**Exercise brief**:
In the entries below, every line that contains "true" must be located and copied.

─── Information supplied

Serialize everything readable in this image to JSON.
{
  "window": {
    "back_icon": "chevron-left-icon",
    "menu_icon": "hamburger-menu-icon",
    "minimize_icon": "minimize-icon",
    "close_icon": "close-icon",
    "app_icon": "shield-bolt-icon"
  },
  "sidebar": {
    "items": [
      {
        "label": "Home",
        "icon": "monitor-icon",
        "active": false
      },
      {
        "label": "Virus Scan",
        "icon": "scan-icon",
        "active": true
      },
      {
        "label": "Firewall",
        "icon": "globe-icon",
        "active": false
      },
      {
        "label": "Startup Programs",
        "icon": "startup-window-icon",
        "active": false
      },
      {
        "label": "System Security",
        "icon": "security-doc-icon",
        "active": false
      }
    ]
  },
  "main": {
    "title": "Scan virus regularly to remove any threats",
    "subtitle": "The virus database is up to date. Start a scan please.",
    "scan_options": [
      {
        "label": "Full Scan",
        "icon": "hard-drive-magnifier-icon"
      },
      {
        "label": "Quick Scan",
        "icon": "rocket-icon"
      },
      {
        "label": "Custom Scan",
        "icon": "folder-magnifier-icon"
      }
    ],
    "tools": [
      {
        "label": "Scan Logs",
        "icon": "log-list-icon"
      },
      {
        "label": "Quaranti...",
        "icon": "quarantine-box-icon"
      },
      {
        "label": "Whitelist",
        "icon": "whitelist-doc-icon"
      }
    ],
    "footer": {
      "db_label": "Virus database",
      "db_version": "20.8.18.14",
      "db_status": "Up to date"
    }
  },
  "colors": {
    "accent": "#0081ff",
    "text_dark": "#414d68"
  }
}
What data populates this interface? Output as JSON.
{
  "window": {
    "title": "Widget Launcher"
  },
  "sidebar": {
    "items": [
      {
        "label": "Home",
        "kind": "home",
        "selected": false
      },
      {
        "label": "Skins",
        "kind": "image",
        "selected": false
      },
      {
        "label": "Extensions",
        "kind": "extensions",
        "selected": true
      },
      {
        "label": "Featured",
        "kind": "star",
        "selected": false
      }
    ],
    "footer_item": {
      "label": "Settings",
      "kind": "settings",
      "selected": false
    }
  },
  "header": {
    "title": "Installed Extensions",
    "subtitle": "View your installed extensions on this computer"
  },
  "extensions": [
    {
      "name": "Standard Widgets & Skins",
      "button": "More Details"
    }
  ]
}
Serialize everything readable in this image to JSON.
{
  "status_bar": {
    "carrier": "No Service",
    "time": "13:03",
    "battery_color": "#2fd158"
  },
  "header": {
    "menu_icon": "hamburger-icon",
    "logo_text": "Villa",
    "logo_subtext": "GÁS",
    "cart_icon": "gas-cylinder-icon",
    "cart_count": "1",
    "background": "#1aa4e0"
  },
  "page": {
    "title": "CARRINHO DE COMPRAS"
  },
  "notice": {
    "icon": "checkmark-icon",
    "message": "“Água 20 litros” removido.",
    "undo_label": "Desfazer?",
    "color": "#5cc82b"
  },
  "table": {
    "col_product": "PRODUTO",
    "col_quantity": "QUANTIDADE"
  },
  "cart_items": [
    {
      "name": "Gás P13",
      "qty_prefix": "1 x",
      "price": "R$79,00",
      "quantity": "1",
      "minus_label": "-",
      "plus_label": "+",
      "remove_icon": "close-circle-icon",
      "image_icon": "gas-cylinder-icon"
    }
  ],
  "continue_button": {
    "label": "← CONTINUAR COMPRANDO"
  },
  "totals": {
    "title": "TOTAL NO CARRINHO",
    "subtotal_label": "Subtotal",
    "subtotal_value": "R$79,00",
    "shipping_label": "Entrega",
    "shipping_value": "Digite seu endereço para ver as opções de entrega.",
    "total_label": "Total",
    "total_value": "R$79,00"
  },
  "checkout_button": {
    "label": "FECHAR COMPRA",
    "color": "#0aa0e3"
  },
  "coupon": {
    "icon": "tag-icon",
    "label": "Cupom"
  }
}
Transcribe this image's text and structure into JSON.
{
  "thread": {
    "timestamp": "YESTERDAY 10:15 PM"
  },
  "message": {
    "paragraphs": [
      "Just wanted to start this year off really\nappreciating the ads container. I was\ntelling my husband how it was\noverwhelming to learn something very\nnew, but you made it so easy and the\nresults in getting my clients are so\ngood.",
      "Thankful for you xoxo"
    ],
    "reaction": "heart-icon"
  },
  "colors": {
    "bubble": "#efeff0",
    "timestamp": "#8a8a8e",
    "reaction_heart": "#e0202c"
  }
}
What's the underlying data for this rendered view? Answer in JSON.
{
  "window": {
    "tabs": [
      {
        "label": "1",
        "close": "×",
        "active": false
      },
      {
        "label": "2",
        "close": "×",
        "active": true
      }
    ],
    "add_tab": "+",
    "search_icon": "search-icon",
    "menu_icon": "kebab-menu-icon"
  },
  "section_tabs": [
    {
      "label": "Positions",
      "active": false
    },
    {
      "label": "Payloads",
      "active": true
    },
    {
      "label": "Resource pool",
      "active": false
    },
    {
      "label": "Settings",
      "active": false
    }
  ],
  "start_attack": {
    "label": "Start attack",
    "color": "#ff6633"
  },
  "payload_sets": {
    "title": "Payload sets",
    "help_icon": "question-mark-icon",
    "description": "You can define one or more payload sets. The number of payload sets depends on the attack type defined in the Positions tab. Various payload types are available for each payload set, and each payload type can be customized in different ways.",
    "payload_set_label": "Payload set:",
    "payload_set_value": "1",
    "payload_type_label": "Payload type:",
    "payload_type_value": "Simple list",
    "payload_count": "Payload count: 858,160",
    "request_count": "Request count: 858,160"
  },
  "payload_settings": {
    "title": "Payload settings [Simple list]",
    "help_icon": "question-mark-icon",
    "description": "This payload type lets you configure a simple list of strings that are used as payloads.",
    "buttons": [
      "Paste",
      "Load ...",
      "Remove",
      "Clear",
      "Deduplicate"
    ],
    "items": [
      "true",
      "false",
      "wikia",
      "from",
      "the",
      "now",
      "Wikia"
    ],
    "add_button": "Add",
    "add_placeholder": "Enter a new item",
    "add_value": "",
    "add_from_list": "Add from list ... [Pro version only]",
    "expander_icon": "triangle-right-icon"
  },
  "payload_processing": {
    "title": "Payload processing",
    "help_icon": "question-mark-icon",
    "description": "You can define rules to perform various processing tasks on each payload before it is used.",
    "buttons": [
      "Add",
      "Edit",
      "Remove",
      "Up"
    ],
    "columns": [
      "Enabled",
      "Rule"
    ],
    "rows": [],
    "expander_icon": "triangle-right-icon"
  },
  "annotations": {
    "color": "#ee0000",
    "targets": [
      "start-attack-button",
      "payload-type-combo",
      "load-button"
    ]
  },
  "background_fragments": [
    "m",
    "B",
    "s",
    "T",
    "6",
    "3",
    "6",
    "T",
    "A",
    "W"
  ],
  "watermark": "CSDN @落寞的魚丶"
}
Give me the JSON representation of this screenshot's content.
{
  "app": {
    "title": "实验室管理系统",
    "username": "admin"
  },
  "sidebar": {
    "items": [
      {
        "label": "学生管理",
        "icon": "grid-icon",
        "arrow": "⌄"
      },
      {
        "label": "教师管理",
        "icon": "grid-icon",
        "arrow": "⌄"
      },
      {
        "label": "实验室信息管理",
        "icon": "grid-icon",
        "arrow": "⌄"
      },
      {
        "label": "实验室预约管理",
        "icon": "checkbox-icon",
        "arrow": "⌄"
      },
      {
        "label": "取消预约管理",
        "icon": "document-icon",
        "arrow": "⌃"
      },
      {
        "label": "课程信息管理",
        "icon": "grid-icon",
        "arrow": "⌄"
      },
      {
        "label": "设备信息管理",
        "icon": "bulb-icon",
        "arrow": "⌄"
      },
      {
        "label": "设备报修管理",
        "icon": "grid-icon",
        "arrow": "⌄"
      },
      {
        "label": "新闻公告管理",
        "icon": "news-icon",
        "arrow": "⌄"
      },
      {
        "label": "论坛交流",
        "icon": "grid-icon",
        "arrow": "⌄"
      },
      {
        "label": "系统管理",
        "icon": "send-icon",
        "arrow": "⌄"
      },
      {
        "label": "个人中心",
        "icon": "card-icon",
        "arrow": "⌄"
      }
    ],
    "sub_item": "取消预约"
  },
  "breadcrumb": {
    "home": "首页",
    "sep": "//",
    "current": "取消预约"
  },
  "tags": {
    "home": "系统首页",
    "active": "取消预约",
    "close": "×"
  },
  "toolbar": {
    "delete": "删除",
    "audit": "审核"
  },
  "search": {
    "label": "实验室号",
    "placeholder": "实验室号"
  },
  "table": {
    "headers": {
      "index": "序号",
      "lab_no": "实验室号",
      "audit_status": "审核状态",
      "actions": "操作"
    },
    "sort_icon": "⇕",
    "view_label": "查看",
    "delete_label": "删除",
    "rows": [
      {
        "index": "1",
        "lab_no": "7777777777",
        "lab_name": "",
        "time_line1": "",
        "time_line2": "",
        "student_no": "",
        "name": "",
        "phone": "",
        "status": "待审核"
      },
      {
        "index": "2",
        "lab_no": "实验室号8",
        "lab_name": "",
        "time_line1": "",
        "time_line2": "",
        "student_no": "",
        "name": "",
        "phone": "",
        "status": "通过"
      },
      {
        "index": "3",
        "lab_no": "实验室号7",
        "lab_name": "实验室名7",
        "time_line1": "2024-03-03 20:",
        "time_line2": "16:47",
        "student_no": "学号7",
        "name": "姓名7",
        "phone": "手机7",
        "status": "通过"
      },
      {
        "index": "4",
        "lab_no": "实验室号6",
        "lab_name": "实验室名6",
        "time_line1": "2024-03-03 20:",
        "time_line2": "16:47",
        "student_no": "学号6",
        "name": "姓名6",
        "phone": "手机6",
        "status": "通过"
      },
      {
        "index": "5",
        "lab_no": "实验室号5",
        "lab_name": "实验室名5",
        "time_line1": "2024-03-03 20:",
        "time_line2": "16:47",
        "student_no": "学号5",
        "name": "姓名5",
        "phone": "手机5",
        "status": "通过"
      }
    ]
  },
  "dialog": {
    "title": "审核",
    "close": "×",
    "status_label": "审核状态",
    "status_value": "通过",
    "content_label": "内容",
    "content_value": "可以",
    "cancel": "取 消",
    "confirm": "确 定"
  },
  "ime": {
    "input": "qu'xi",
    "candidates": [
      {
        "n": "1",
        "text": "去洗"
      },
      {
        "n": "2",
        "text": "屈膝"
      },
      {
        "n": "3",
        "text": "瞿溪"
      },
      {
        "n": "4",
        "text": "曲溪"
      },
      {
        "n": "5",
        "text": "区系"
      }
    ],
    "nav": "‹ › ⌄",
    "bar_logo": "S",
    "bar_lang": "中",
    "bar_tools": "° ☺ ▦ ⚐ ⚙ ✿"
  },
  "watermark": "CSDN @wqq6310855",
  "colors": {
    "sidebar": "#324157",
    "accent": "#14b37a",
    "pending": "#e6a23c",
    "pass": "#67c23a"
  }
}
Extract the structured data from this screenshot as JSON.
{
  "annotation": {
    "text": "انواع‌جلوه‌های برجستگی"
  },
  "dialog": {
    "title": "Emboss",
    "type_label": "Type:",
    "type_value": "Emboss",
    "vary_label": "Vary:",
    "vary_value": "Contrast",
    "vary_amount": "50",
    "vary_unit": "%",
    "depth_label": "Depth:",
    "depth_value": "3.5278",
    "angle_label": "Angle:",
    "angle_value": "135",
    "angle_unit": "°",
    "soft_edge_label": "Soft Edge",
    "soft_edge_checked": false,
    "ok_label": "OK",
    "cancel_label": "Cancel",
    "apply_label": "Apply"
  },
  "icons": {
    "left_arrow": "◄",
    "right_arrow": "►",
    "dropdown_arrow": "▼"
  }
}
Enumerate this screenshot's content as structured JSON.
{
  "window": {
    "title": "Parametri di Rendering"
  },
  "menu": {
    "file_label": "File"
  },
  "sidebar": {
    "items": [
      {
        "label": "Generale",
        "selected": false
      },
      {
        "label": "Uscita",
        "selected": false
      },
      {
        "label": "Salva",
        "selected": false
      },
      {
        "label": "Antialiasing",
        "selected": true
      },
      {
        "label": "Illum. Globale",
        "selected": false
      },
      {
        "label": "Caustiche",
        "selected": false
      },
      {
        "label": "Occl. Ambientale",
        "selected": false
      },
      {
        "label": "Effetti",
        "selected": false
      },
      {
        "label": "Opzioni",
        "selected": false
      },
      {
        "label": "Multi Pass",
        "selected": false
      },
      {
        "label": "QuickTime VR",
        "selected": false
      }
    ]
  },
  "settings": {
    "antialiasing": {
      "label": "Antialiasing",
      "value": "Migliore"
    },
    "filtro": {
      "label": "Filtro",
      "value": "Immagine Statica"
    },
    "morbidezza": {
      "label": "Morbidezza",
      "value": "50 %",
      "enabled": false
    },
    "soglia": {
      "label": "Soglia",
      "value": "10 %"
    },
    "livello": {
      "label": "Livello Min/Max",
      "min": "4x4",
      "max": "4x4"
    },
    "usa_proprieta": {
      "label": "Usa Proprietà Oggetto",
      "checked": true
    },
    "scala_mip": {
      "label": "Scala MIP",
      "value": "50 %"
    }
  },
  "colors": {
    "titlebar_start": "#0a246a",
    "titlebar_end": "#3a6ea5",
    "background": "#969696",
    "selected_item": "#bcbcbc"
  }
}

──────

**Solution**:
        "active": true
        "selected": true
        "active": true
      "active": true
      "true",
        "selected": true
      "checked": true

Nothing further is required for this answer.